(Beginning of DATA UNDER STUDY)

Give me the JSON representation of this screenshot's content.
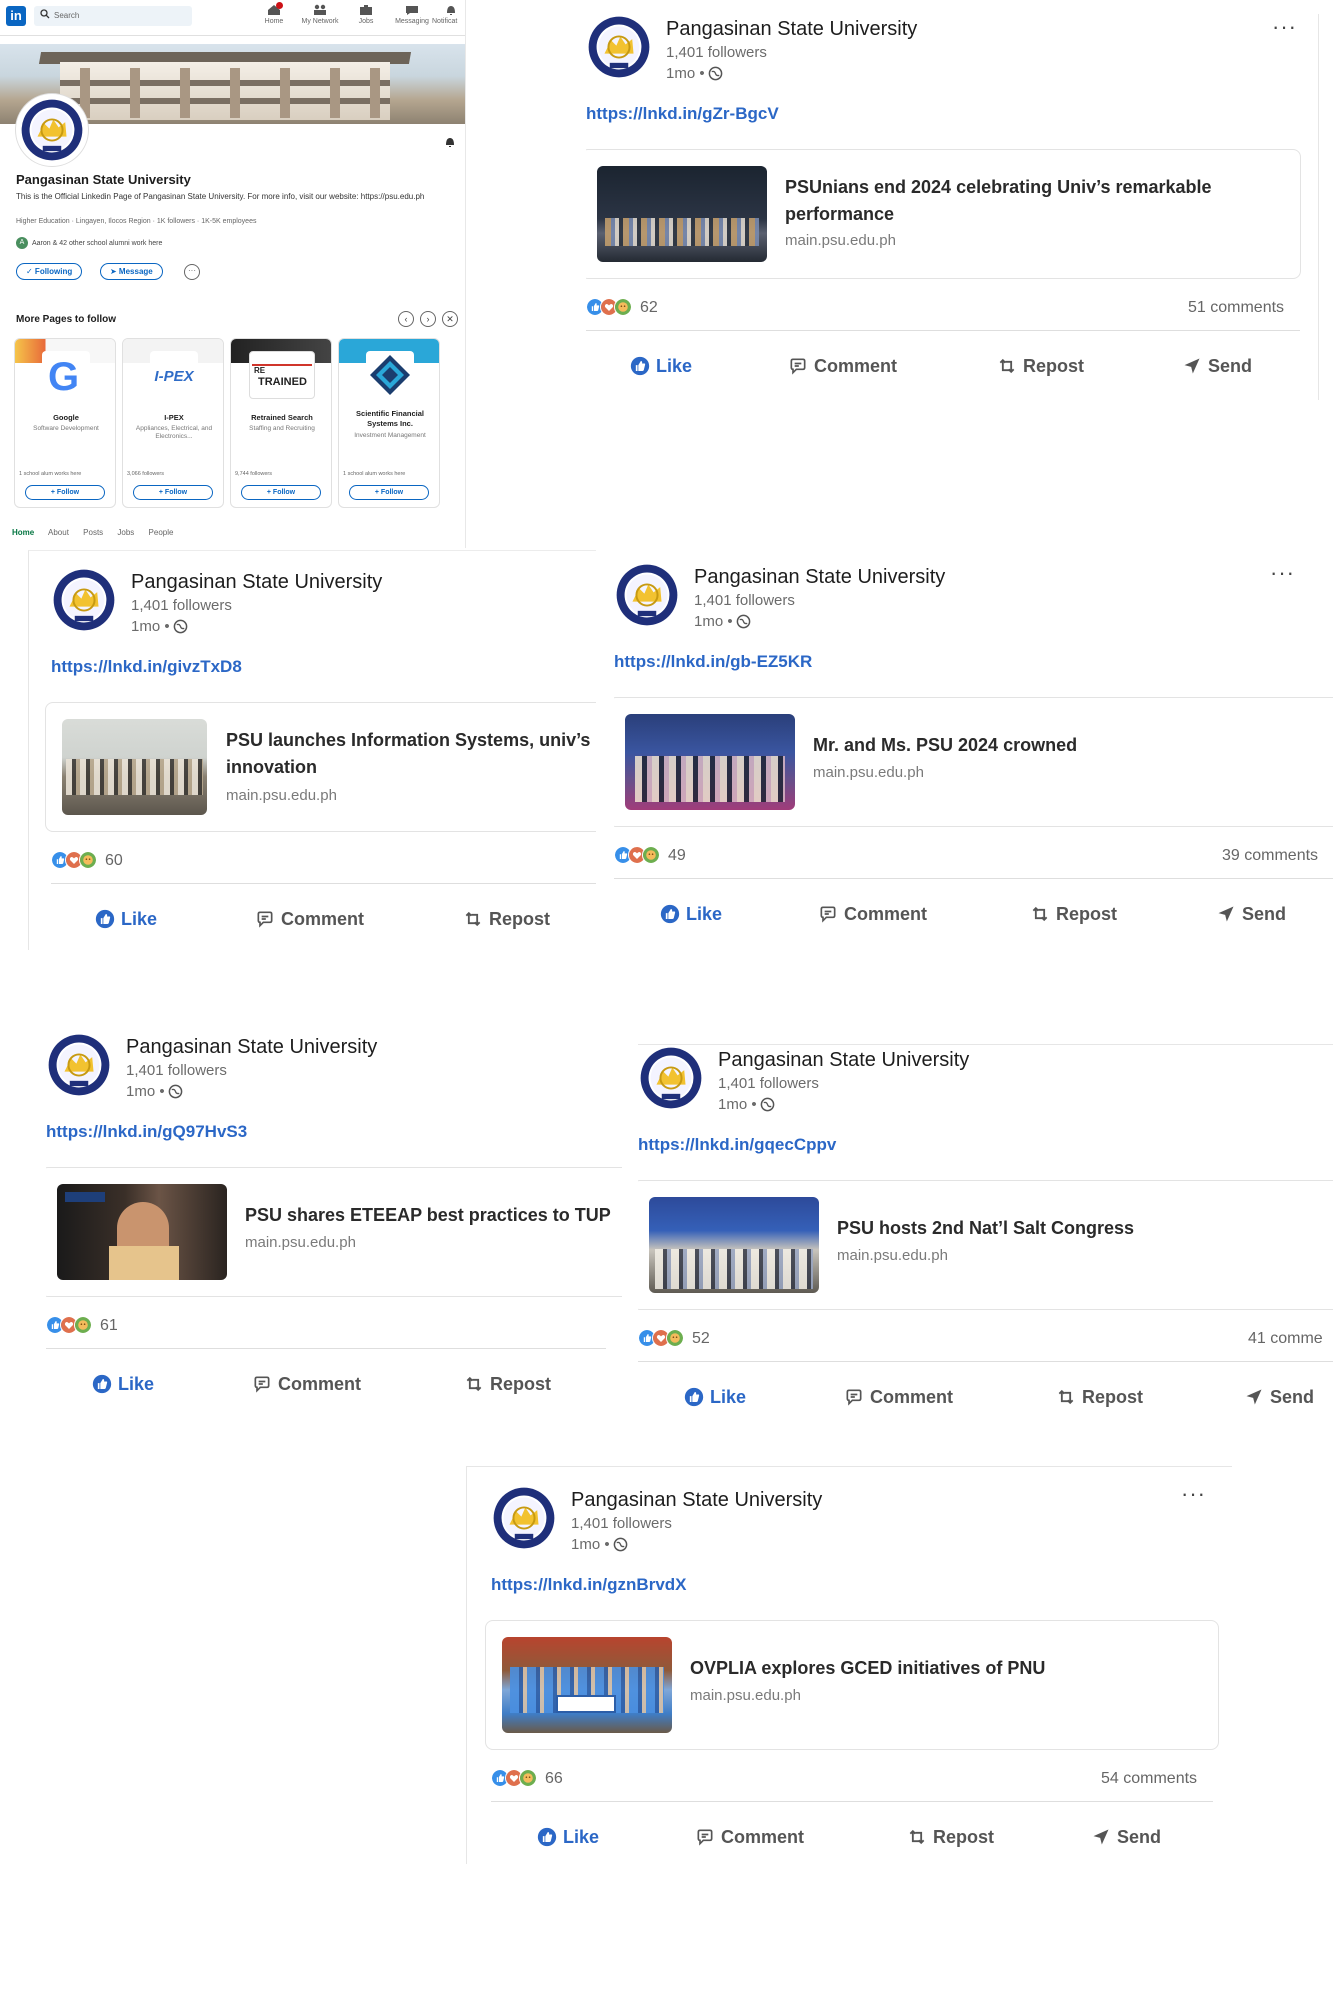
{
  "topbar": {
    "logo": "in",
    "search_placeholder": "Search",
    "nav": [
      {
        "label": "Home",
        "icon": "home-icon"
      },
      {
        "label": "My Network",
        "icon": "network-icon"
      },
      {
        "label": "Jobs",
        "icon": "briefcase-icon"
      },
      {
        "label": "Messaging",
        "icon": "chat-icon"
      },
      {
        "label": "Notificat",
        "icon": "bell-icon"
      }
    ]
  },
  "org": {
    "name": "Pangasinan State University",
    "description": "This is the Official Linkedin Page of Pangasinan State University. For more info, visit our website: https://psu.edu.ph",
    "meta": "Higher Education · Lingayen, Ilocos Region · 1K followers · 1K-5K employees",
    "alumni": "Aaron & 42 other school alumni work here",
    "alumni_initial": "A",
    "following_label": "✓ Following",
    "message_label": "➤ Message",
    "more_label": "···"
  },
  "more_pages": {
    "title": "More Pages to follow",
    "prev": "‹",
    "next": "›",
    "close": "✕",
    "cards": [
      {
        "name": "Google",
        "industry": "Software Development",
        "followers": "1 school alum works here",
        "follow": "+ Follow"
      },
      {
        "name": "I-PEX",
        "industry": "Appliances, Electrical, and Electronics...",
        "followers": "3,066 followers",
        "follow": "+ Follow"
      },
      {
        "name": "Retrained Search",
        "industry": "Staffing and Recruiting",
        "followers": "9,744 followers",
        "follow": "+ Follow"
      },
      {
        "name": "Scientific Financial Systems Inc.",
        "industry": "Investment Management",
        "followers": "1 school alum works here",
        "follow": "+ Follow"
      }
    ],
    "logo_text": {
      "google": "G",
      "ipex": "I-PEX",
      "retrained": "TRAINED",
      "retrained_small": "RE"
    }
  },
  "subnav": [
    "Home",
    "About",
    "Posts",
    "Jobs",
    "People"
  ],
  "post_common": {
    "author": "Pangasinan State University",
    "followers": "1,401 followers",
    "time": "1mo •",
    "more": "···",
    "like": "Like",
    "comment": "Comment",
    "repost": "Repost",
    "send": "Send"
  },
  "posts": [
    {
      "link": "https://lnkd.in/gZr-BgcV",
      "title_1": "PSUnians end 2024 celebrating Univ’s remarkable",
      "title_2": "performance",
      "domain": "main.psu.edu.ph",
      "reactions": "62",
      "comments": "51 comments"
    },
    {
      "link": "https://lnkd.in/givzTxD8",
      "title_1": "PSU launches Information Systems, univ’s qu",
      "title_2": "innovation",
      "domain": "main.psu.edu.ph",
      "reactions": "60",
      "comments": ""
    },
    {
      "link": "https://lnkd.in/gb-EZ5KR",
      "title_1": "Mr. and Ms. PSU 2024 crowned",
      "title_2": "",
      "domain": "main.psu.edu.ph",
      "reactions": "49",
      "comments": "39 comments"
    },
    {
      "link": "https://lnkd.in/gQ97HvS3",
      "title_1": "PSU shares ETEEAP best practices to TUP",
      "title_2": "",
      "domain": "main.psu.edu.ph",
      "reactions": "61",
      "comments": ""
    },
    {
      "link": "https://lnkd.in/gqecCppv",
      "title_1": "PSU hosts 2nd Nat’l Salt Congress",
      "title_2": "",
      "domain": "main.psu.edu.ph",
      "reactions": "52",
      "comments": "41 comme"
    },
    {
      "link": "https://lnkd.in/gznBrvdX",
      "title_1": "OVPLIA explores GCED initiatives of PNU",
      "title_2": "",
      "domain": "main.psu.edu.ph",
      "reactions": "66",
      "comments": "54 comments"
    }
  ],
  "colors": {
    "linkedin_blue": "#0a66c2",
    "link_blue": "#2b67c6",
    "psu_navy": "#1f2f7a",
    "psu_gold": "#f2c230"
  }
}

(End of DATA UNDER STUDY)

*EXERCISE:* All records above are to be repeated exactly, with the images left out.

*FINAL ANSWER:*
Give me the JSON representation of this screenshot's content.
{
  "topbar": {
    "logo": "in",
    "search_placeholder": "Search",
    "nav": [
      {
        "label": "Home",
        "icon": "home-icon"
      },
      {
        "label": "My Network",
        "icon": "network-icon"
      },
      {
        "label": "Jobs",
        "icon": "briefcase-icon"
      },
      {
        "label": "Messaging",
        "icon": "chat-icon"
      },
      {
        "label": "Notificat",
        "icon": "bell-icon"
      }
    ]
  },
  "org": {
    "name": "Pangasinan State University",
    "description": "This is the Official Linkedin Page of Pangasinan State University. For more info, visit our website: https://psu.edu.ph",
    "meta": "Higher Education · Lingayen, Ilocos Region · 1K followers · 1K-5K employees",
    "alumni": "Aaron & 42 other school alumni work here",
    "alumni_initial": "A",
    "following_label": "✓ Following",
    "message_label": "➤ Message",
    "more_label": "···"
  },
  "more_pages": {
    "title": "More Pages to follow",
    "prev": "‹",
    "next": "›",
    "close": "✕",
    "cards": [
      {
        "name": "Google",
        "industry": "Software Development",
        "followers": "1 school alum works here",
        "follow": "+ Follow"
      },
      {
        "name": "I-PEX",
        "industry": "Appliances, Electrical, and Electronics...",
        "followers": "3,066 followers",
        "follow": "+ Follow"
      },
      {
        "name": "Retrained Search",
        "industry": "Staffing and Recruiting",
        "followers": "9,744 followers",
        "follow": "+ Follow"
      },
      {
        "name": "Scientific Financial Systems Inc.",
        "industry": "Investment Management",
        "followers": "1 school alum works here",
        "follow": "+ Follow"
      }
    ],
    "logo_text": {
      "google": "G",
      "ipex": "I-PEX",
      "retrained": "TRAINED",
      "retrained_small": "RE"
    }
  },
  "subnav": [
    "Home",
    "About",
    "Posts",
    "Jobs",
    "People"
  ],
  "post_common": {
    "author": "Pangasinan State University",
    "followers": "1,401 followers",
    "time": "1mo •",
    "more": "···",
    "like": "Like",
    "comment": "Comment",
    "repost": "Repost",
    "send": "Send"
  },
  "posts": [
    {
      "link": "https://lnkd.in/gZr-BgcV",
      "title_1": "PSUnians end 2024 celebrating Univ’s remarkable",
      "title_2": "performance",
      "domain": "main.psu.edu.ph",
      "reactions": "62",
      "comments": "51 comments"
    },
    {
      "link": "https://lnkd.in/givzTxD8",
      "title_1": "PSU launches Information Systems, univ’s qu",
      "title_2": "innovation",
      "domain": "main.psu.edu.ph",
      "reactions": "60",
      "comments": ""
    },
    {
      "link": "https://lnkd.in/gb-EZ5KR",
      "title_1": "Mr. and Ms. PSU 2024 crowned",
      "title_2": "",
      "domain": "main.psu.edu.ph",
      "reactions": "49",
      "comments": "39 comments"
    },
    {
      "link": "https://lnkd.in/gQ97HvS3",
      "title_1": "PSU shares ETEEAP best practices to TUP",
      "title_2": "",
      "domain": "main.psu.edu.ph",
      "reactions": "61",
      "comments": ""
    },
    {
      "link": "https://lnkd.in/gqecCppv",
      "title_1": "PSU hosts 2nd Nat’l Salt Congress",
      "title_2": "",
      "domain": "main.psu.edu.ph",
      "reactions": "52",
      "comments": "41 comme"
    },
    {
      "link": "https://lnkd.in/gznBrvdX",
      "title_1": "OVPLIA explores GCED initiatives of PNU",
      "title_2": "",
      "domain": "main.psu.edu.ph",
      "reactions": "66",
      "comments": "54 comments"
    }
  ],
  "colors": {
    "linkedin_blue": "#0a66c2",
    "link_blue": "#2b67c6",
    "psu_navy": "#1f2f7a",
    "psu_gold": "#f2c230"
  }
}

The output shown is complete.